## EXERCISE DESCRIPTION
Give all the lines below again, exactly, with no pictures.

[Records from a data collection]

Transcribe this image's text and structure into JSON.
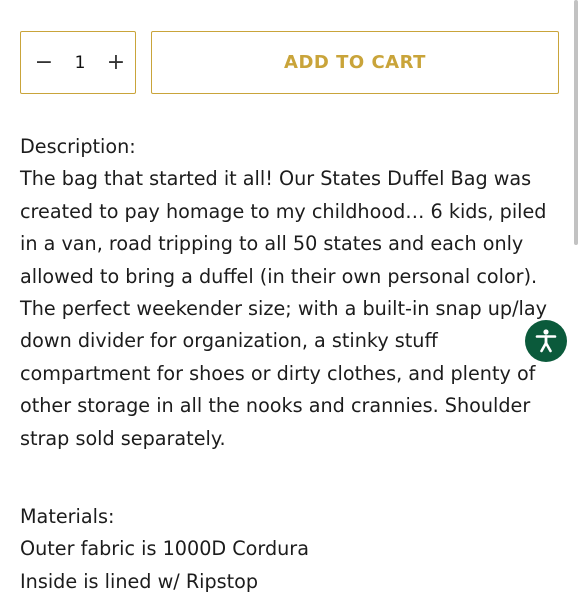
{
  "quantity": {
    "decrement_symbol": "−",
    "value": "1",
    "increment_symbol": "+"
  },
  "add_to_cart": {
    "label": "ADD TO CART"
  },
  "description": {
    "heading": "Description:",
    "body": "The bag that started it all! Our States Duffel Bag was created to pay homage to my childhood… 6 kids, piled in a van, road tripping to all 50 states and each only allowed to bring a duffel (in their own personal color). The perfect weekender size; with a built-in snap up/lay down divider for organization, a stinky stuff compartment for shoes or dirty clothes, and plenty of other storage in all the nooks and crannies. Shoulder strap sold separately."
  },
  "materials": {
    "heading": "Materials:",
    "items": [
      "Outer fabric is 1000D Cordura",
      "Inside is lined w/ Ripstop"
    ]
  },
  "accessibility": {
    "icon": "accessibility-icon"
  },
  "colors": {
    "accent": "#c9a43a",
    "accessibility_bg": "#0b5a3b"
  }
}
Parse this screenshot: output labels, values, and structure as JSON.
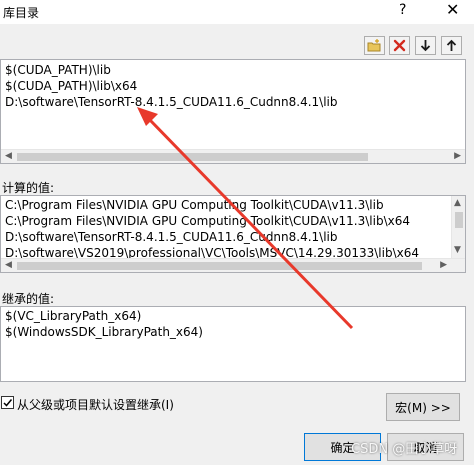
{
  "window": {
    "title": "库目录",
    "help_glyph": "?",
    "close_glyph": "✕"
  },
  "toolbar": {
    "new_line_icon": "folder-new-icon",
    "delete_icon": "delete-x-icon",
    "move_down_icon": "arrow-down-icon",
    "move_up_icon": "arrow-up-icon"
  },
  "edit_list": {
    "lines": [
      "$(CUDA_PATH)\\lib",
      "$(CUDA_PATH)\\lib\\x64",
      "D:\\software\\TensorRT-8.4.1.5_CUDA11.6_Cudnn8.4.1\\lib"
    ]
  },
  "evaluated": {
    "label": "计算的值:",
    "lines": [
      "C:\\Program Files\\NVIDIA GPU Computing Toolkit\\CUDA\\v11.3\\lib",
      "C:\\Program Files\\NVIDIA GPU Computing Toolkit\\CUDA\\v11.3\\lib\\x64",
      "D:\\software\\TensorRT-8.4.1.5_CUDA11.6_Cudnn8.4.1\\lib",
      "D:\\software\\VS2019\\professional\\VC\\Tools\\MSVC\\14.29.30133\\lib\\x64"
    ]
  },
  "inherited": {
    "label": "继承的值:",
    "lines": [
      "$(VC_LibraryPath_x64)",
      "$(WindowsSDK_LibraryPath_x64)"
    ]
  },
  "inherit_checkbox": {
    "label": "从父级或项目默认设置继承(I)",
    "checked": true
  },
  "buttons": {
    "macro": "宏(M) >>",
    "ok": "确定",
    "cancel": "取消"
  },
  "watermark": "CSDN @田小草呀",
  "colors": {
    "annotation_arrow": "#e8392b",
    "delete_red": "#d32a1e"
  }
}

## RESULT OF THIS TASK
Transcribe this image's text and structure into JSON.
{
  "quantity": {
    "decrement_symbol": "−",
    "value": "1",
    "increment_symbol": "+"
  },
  "add_to_cart": {
    "label": "ADD TO CART"
  },
  "description": {
    "heading": "Description:",
    "body": "The bag that started it all! Our States Duffel Bag was created to pay homage to my childhood… 6 kids, piled in a van, road tripping to all 50 states and each only allowed to bring a duffel (in their own personal color). The perfect weekender size; with a built-in snap up/lay down divider for organization, a stinky stuff compartment for shoes or dirty clothes, and plenty of other storage in all the nooks and crannies. Shoulder strap sold separately."
  },
  "materials": {
    "heading": "Materials:",
    "items": [
      "Outer fabric is 1000D Cordura",
      "Inside is lined w/ Ripstop"
    ]
  },
  "accessibility": {
    "icon": "accessibility-icon"
  },
  "colors": {
    "accent": "#c9a43a",
    "accessibility_bg": "#0b5a3b"
  }
}
Parse this screenshot: output labels, values, and structure as JSON.
{
  "window": {
    "title": "库目录",
    "help_glyph": "?",
    "close_glyph": "✕"
  },
  "toolbar": {
    "new_line_icon": "folder-new-icon",
    "delete_icon": "delete-x-icon",
    "move_down_icon": "arrow-down-icon",
    "move_up_icon": "arrow-up-icon"
  },
  "edit_list": {
    "lines": [
      "$(CUDA_PATH)\\lib",
      "$(CUDA_PATH)\\lib\\x64",
      "D:\\software\\TensorRT-8.4.1.5_CUDA11.6_Cudnn8.4.1\\lib"
    ]
  },
  "evaluated": {
    "label": "计算的值:",
    "lines": [
      "C:\\Program Files\\NVIDIA GPU Computing Toolkit\\CUDA\\v11.3\\lib",
      "C:\\Program Files\\NVIDIA GPU Computing Toolkit\\CUDA\\v11.3\\lib\\x64",
      "D:\\software\\TensorRT-8.4.1.5_CUDA11.6_Cudnn8.4.1\\lib",
      "D:\\software\\VS2019\\professional\\VC\\Tools\\MSVC\\14.29.30133\\lib\\x64"
    ]
  },
  "inherited": {
    "label": "继承的值:",
    "lines": [
      "$(VC_LibraryPath_x64)",
      "$(WindowsSDK_LibraryPath_x64)"
    ]
  },
  "inherit_checkbox": {
    "label": "从父级或项目默认设置继承(I)",
    "checked": true
  },
  "buttons": {
    "macro": "宏(M) >>",
    "ok": "确定",
    "cancel": "取消"
  },
  "watermark": "CSDN @田小草呀",
  "colors": {
    "annotation_arrow": "#e8392b",
    "delete_red": "#d32a1e"
  }
}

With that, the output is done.